Life sciences research centres join others in calling for ringfenced €200 billion budget
The EU’s next research and innovation programme should focus on strategies that bring impact in the long term, life sciences institutions across the continent have said.
With the European Commission starting to develop a successor to the EU’s current R&I programme, Horizon Europe, many in the research community have been setting out their views on what it should include. Currently known only as Framework Programme 10, the next programme will start in 2028.
EU-Life, an alliance of leading life sciences centres, said in a position paper it published on 11 January that its “first and foremost” principle for FP10 is that it should aim for longer-term and more impactful outcomes.
The group said FP10 must help bring about new solutions to current and future challenges by supporting work “on cutting-edge knowledge [rather than] the simple implementation of already existing solutions, as is too often the case currently in Horizon Europe”.
Bigger, ringfenced budget
EU Life added that it is “essential” to have a budget that fits the scope of the challenges the programme will seek to address. It suggested €200 billion as a minimum, echoing the views of others in the R&I community. Also, like other sectoral organisations, the group urged that the budget be ringfenced to prevent it being siphoned off for other activities.

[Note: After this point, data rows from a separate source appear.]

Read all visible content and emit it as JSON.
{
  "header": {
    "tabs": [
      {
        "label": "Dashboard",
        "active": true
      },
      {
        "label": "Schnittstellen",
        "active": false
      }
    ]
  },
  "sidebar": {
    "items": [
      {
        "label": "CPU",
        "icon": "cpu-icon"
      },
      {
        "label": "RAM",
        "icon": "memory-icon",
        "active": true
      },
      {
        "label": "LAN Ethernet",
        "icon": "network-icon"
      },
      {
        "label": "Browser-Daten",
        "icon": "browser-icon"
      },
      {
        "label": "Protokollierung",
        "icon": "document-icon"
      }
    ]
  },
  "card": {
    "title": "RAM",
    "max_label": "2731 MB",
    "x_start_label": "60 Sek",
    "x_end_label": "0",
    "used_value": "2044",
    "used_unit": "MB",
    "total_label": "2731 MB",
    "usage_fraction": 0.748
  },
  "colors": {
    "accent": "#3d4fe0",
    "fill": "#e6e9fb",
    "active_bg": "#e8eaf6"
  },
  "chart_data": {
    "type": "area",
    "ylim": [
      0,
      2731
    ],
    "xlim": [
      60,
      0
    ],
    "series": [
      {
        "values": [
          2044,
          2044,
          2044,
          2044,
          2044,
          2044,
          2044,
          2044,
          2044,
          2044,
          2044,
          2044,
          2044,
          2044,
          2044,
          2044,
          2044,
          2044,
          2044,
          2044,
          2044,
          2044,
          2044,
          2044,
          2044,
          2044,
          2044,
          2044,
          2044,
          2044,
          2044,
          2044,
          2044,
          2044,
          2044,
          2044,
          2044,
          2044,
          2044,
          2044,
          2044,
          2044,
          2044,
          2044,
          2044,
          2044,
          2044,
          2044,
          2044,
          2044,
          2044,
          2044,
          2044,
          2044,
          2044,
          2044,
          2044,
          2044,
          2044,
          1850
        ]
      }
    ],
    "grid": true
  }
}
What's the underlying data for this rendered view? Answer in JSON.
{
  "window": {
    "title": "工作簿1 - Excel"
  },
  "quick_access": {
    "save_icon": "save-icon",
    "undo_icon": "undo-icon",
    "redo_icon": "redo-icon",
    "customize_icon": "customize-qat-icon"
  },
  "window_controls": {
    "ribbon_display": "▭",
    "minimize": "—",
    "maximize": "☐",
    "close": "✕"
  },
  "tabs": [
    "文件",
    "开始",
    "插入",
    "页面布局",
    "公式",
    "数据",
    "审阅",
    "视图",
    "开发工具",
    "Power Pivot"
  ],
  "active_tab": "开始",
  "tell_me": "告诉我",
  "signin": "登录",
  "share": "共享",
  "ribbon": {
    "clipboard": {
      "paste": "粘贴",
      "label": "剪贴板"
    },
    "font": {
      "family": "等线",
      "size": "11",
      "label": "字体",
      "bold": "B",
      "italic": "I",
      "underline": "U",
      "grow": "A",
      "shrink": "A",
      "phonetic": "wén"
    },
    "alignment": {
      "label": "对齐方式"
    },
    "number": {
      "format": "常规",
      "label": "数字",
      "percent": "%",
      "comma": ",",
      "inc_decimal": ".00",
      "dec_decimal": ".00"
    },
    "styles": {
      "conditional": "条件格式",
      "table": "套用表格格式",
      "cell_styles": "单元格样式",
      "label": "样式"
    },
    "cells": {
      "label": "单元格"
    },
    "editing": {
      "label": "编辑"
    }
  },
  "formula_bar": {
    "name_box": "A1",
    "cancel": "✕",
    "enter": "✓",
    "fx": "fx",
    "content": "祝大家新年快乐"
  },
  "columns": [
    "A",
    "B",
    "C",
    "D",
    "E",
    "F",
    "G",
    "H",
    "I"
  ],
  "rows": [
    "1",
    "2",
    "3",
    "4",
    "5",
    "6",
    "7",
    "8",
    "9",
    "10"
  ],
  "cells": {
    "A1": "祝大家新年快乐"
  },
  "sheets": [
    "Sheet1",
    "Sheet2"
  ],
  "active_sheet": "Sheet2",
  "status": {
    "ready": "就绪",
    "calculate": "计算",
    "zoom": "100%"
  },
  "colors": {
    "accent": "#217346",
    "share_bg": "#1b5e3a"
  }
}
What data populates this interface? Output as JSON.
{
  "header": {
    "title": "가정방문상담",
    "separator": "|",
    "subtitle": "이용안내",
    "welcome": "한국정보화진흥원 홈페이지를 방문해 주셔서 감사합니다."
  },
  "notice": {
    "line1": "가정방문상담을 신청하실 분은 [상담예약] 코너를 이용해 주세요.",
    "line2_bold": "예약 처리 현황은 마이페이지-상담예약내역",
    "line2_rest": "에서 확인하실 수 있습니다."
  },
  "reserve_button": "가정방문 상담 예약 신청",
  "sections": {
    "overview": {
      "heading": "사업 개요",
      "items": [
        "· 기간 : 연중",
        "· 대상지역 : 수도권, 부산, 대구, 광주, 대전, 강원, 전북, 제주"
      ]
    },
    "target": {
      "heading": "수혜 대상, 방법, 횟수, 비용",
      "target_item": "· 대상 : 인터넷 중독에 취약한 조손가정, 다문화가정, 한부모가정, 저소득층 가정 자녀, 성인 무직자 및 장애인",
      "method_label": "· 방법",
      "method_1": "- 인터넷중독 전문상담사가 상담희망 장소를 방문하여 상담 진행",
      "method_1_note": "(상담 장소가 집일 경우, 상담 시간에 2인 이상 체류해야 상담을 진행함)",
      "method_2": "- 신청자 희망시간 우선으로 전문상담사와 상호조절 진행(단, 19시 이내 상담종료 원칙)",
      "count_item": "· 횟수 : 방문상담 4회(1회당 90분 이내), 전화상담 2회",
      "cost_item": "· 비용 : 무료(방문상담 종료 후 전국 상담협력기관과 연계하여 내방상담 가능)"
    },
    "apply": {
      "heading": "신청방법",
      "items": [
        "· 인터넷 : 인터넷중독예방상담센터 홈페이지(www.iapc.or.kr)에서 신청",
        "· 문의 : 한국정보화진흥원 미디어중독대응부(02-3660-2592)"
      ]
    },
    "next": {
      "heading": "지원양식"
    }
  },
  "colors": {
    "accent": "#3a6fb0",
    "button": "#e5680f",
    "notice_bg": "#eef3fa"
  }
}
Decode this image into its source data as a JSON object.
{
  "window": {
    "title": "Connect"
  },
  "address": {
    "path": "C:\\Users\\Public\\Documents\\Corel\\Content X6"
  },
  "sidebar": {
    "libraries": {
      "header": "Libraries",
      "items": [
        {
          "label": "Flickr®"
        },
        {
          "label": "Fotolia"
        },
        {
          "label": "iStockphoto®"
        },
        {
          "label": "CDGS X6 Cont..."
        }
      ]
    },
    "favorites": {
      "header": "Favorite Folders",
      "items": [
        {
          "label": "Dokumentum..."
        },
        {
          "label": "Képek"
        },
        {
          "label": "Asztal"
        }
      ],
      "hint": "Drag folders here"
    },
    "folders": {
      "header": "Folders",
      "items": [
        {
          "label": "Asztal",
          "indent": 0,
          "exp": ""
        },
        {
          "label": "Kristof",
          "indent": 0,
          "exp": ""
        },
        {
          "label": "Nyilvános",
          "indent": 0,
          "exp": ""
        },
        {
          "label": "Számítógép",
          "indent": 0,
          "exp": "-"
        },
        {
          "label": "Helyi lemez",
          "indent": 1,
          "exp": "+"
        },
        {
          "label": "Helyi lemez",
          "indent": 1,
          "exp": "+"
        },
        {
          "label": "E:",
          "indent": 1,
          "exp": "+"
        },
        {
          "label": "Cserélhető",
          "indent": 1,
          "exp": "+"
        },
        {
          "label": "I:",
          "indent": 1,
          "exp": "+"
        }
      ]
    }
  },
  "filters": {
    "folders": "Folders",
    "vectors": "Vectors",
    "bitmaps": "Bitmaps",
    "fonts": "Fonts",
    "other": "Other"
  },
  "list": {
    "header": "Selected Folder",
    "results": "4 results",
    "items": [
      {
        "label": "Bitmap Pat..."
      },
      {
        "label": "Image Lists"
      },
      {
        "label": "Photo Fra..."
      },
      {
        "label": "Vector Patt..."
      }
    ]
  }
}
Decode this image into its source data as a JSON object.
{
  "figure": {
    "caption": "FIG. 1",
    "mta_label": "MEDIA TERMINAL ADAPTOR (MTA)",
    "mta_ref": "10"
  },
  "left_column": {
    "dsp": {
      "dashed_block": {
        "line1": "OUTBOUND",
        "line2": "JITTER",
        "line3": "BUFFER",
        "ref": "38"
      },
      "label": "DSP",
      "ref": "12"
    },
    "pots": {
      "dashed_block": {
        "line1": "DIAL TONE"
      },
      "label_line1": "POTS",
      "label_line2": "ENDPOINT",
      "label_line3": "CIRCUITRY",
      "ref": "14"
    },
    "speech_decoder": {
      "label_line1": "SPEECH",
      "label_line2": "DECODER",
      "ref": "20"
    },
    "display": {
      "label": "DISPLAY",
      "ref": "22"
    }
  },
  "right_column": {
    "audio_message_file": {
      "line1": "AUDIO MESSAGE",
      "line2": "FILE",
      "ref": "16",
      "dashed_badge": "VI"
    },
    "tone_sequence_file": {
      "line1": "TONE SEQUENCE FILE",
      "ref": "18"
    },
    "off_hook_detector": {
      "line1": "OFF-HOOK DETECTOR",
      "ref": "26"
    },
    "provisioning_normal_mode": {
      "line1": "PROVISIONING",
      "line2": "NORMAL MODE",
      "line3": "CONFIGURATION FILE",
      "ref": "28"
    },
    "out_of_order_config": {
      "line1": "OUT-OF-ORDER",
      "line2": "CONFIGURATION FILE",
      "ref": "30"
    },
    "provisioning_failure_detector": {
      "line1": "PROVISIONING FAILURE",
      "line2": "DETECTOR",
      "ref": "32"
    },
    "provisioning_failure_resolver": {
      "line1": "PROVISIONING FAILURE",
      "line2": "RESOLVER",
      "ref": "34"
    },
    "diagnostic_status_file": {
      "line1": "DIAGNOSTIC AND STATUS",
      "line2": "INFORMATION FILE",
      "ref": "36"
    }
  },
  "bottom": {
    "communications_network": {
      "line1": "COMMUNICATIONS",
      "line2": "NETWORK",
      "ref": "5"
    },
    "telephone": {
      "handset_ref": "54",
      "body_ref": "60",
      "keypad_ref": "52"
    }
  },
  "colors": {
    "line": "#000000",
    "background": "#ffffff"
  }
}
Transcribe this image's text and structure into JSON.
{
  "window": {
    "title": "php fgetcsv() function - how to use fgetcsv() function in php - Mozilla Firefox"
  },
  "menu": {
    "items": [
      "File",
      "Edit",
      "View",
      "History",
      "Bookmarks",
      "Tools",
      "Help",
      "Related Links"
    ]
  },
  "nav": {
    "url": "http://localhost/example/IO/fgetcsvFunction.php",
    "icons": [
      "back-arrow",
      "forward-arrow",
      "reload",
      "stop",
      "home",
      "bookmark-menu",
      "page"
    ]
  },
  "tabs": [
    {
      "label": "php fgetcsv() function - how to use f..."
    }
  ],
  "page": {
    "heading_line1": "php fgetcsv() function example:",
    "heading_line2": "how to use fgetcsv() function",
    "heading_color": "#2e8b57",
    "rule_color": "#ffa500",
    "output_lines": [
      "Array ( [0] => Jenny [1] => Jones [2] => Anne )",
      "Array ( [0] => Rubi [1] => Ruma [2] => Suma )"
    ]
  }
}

The group also called for the EU to allocate a higher percentage of the FP10 budget to the European Research Council. It said it was “undisputable that lack of funding for the ERC is currently locking up groundbreaking, disruptive research potential in Europe”, pointing to the low success rates of applications and the high number of high-quality proposals that are left without funding.
“This untapped potential is impairing the leading role of Europe in R&I,” it warned.
EU-Life said FP10 should avoid creating additional pillars to the three that Horizon Europe has, as this would introduce “unnecessary complexity”.
It added that the next programme should create “real opportunities” for collaborative research at the European level, as this is something that member states alone cannot do.